DATA FOR THIS EXERCISE section start

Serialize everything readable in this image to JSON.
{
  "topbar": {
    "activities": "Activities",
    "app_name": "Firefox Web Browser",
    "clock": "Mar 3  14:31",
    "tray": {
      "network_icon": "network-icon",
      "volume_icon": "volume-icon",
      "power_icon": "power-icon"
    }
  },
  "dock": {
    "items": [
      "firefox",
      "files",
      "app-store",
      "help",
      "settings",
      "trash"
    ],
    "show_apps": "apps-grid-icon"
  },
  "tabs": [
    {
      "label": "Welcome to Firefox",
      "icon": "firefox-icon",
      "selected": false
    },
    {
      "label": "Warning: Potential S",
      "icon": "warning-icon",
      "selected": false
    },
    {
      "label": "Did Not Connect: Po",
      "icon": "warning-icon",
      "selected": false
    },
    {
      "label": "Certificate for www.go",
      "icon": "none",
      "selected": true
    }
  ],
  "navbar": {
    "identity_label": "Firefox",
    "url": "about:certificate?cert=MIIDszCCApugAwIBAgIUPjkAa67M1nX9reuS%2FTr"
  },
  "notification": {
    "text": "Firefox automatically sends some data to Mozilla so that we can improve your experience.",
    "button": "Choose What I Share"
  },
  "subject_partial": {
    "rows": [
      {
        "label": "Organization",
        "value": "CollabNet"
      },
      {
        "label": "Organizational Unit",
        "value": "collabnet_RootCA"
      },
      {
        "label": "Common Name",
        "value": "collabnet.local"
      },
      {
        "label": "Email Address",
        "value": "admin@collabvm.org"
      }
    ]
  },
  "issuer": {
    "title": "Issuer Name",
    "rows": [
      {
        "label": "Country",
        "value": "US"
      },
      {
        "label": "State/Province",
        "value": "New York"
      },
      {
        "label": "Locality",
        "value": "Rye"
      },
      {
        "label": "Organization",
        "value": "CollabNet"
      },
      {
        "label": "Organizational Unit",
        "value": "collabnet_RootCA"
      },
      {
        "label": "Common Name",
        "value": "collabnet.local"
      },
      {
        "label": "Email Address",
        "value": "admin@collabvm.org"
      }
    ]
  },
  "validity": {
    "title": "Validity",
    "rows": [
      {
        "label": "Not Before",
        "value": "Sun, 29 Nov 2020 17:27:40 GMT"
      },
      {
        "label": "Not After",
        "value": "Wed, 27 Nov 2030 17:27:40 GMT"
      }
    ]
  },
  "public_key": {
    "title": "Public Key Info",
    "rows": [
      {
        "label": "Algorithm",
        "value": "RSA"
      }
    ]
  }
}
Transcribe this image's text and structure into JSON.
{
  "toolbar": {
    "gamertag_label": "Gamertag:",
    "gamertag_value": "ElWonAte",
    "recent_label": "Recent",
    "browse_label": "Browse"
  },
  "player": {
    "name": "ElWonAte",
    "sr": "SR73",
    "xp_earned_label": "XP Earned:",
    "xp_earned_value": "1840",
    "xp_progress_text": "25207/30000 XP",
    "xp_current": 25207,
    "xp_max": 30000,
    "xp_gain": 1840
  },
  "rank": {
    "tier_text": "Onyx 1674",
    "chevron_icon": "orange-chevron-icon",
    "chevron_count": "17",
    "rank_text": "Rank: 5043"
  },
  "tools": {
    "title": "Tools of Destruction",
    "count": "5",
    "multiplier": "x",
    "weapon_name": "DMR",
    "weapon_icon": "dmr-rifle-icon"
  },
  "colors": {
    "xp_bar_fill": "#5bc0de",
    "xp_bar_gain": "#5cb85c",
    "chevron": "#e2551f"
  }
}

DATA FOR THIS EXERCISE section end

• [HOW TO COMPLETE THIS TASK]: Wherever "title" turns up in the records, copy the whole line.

• [OUTPUT FOR THIS TASK]:
    "title": "Issuer Name",
    "title": "Validity",
    "title": "Public Key Info",
    "title": "Tools of Destruction",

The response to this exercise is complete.